PITTSBURG -- City officials presented a rosy picture at last week's "State of the City" luncheon, highlighting the continued decline in unemployment numbers, completion of development projects and falling crime rates.
"Today, the city moves into a bright future with a rebounding economy, a fiscal sustainability plan, continued low crime and a dramatic decrease in our unemployment rate," Mayor Sal Evola said as he opened the talk.
All of these accomplishments, he added, were done without the redevelopment agency that the city had relied on in years past for revitalization projects.
While many other cities in Contra Costa had to cut staff positions and projects during the recent economic downturn, Pittsburg has maintained its staffing levels and invested nearly $10 million per year in infrastructure and facility maintenance, according to City Manager Joe Sbranti, who also spoke at the luncheon.
Sbranti said that beyond the staff and council, Pittsburg residents are responsible for the city's continued growth thanks to their support of initiatives such as a $450 million bond for the Contra Costa Community College District passed earlier this month, which will benefit Los Medanos College. In addition, commercial property owners in the vicinity of Railroad Avenue and Highway 4 recently voted to tax themselves to fund an eBART station.
Assistant city manager Garret Evans provided a highlight reel of projects completed over the past year.
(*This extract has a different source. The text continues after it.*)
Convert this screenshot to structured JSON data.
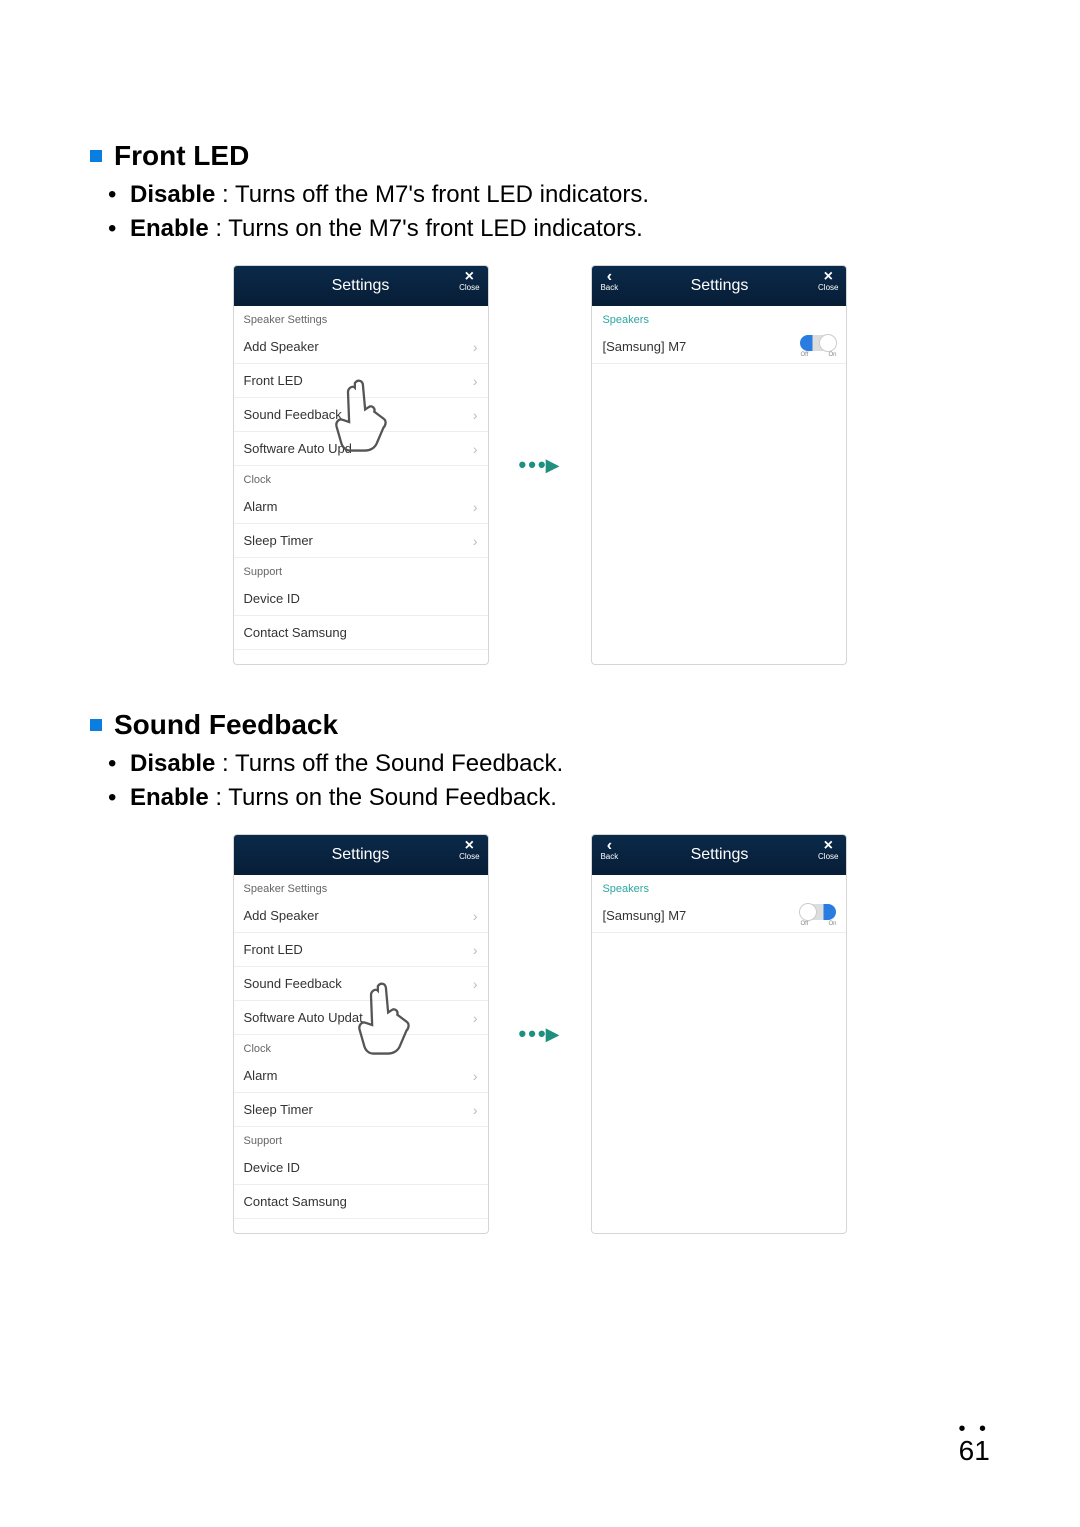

Among these, he said, was the addition of new stores and restaurants to shuttered downtown spots, providing public wireless Internet access in downtown and around city buildings, and the speedy revitalization of a field to bring a minor league baseball team -- the Pittsburg Mettle -- to the city.
Evans credited revenues from the city's public power company for the baseball field and other projects around town. "It has allowed us to build, with private partners, over $2 billion worth of infrastructure since 2000," he said.
Next, Evans said, he'd like to have an Olympic kite-boarding team train on Pittsburg's shores, and to that end, a kite-boarding shop and ramp are going in soon.
"This is the version of golf for Silicon Valley techies," he said to chuckles from the crowd.
Finances in order
Thanks to a half-cent sales tax increase passed by Pittsburg voters in 2012, and put into effect last year, $3.1 million was added to the city's annual revenue.
Those additional funds, combined with money from the city's public utility partnership and rising home prices, have allowed Pittsburg to maintain a high level of service, said Human Resources Manager Neville Vania.
Aside from bringing in money, Vania said the city has also taken steps to pay down debt and reduce potential liabilities.
A major reform, begun in January 2014, changed how retirement and health insurance were paid out by the city.
"Retirement and health insurance for city employees has historically been handled on a 'pay as you go' basis," Vania said, leaving the city with an unfunded liability of $12.4 million for future retiree benefits.
The city has made an initial deposit toward erasing the liability and is committed to putting away at least $666,755 annually so that the "unfunded liability" is funded within 10 years.
Crime slightly down
Overall, reported crime dropped 2.3 percent in 2013, police Chief Brian Addington said. The decrease was mostly in property crimes, but there was a large leap -- 20 percent -- in violent crime.
Violent crimes include murder, rape, sexual assault, robbery and aggravated assault.
Addington said that after looking deeper into the categories, he found that the jump in violent crimes resulted from the forceful theft of smartphones -- something being combatted nationally and at the state level through legislation that would require a "kill switch" to render a phone useless after it's stolen.
"Overall, we are still maintaining record low crime levels," Addington said.
"In the past 53 years, 2013 was our second best year that we've had, and we're very proud of that."
After the presentations, Evola headed back to the podium for parting words and a rallying cry to the hundred or so community members and business partners gathered at the Pittsburg Elks Lodge for the event sponsored by members of the Chamber of Commerce.
"We still have a lot of work to do," he said.
"Pittsburg has had a long-standing stigma of high crimes, but as you see, that is not the case."
To break the stigma and change the city's reputation, he said the people of Pittsburg have to "spread the word" that the city is a great place to live, work and even visit.